If you want to understand how active pro-Israel forces are in the political culture, a good example is the response to Jodi Rudoren’s article in the Times this week that characterized stone-throwing as a cultural practice of Palestinians, without ever mentioning that they live under military occupation and might have a reason to throw stones. The piece has been attacked by among others myself (for being anthropological about a political situation) and Noam Sheizaf (saying it read like a colonialist’s letter home) and Ali Abunimah (“timid, Israeli-centric reporting”).
But it is also getting slammed from the right for supposedly romanticizing terrorism. The Times has published a letter attacking the piece, from Michael Oren, the Israeli ambassador to the U.S. who grew up in New
While Palestinian protagonists are described in detail, their Israeli victims are largely dehumanized “settlers” — no name, age or gender.

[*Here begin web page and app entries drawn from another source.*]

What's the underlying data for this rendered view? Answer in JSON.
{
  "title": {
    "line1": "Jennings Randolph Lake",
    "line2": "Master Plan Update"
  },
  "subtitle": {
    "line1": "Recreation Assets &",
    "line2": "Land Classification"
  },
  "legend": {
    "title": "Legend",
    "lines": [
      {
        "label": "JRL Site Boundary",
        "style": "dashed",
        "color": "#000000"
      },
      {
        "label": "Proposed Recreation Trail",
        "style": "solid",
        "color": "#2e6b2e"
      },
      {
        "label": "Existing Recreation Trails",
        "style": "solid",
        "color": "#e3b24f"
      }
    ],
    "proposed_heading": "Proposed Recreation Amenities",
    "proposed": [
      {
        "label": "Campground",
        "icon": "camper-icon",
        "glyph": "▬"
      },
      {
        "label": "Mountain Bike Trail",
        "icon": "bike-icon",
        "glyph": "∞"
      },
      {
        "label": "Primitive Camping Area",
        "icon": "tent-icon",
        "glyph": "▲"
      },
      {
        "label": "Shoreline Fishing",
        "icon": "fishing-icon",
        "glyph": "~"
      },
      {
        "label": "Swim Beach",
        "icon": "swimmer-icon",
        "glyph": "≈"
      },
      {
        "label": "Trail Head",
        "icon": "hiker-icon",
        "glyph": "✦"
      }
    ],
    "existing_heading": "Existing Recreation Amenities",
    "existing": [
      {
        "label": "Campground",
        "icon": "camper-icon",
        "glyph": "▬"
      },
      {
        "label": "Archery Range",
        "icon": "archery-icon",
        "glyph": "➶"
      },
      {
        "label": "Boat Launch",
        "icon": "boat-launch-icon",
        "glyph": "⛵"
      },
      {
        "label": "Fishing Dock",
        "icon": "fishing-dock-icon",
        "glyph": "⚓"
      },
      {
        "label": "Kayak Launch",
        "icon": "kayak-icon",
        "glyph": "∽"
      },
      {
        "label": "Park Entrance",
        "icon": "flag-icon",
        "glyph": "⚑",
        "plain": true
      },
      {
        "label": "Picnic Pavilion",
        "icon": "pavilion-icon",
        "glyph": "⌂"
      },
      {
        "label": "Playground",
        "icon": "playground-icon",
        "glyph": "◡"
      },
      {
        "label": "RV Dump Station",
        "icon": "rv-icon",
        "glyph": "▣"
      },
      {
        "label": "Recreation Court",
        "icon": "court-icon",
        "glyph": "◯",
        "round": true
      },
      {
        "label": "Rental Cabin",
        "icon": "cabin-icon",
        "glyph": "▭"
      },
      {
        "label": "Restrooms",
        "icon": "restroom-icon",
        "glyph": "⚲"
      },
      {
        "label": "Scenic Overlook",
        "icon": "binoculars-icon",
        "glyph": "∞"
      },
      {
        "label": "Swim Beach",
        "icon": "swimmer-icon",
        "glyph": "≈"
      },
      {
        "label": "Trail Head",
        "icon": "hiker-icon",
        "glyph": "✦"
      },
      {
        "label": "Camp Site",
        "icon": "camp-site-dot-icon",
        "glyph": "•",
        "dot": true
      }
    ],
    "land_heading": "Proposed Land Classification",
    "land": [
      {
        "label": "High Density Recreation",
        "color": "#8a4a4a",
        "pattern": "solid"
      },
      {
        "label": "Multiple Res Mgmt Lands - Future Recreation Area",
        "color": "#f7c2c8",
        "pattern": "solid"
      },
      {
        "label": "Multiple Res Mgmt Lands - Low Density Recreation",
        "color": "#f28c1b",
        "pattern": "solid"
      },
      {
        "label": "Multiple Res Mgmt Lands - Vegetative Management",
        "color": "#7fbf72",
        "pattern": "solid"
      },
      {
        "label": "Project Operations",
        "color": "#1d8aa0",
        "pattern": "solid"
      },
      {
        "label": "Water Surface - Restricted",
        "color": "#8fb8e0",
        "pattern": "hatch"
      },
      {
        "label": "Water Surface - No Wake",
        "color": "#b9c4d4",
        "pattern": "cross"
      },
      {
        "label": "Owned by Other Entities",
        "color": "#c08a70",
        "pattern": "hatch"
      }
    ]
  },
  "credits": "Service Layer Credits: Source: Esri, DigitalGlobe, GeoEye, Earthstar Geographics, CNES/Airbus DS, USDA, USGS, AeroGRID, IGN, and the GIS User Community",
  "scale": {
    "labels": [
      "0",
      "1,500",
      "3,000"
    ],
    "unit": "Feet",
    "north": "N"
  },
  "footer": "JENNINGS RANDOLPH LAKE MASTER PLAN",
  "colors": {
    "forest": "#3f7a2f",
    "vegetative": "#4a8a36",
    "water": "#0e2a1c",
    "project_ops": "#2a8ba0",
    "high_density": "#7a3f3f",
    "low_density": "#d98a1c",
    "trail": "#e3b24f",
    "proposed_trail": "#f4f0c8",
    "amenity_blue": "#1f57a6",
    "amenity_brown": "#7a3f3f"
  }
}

And Yahoo news featured a piece by Sharona Schwartz, a pro-Israel writer at the Blaze, slamming the piece by quoting Camera and Commentary and a bunch of other Israel supporters saying that stones are killing people. Schwartz is a hasbarist, but her piece is obviously getting a lot of circulation.
This is how hasbara operates. We slam from the left, they slam from the right. And so Rudoren and the Times can throw up their hands and say, “Well we got it from both sides, so that’s a sign that we got it right. We didn’t make either side happy. That’s what honest journalists do. They both have an axe to grind.”
So we get equated with propagandists. I’m not saying I don’t have a strong point of view. But at least this site is reflecting world opinion: This is an illegal occupation. If Americans were subject to Palestinian conditions, we wouldn’t be talking about stones we’d be talking about semi-automatic rifles.
It’s a reflection of the fact that propaganda outfits for Israel and the occupation are deeply imbedded in the American discourse. Here is Noam Sheizaf on that theme, imbeddedness, and arguing that Rudoren’s piece is an orientalist anthropological hash.
The whole report actually reads like a letter from India or Africa by a 19th century British correspondent – colorful and strong on details, with a touch of “human tragedy,” yet totally missing the story.
How could such pieces be written by such smart people, again and again? I’d like to offer some of my own anthropological ideas.
The typical New York Times reporter is totally embedded in Israeli society. Many of his or her friends are Israeli, their kids go to Israeli schools (the previous correspondent’s son joined the army), and it is quite natural for him or her to view reality through Israeli eyes, which is blind to the ongoing violence that Palestinians are subjected to. Therefore, these correspondents often find Palestinian behavior puzzling or foolish. (Rudoren explains that confronting army vehicles with stones is “futile.”)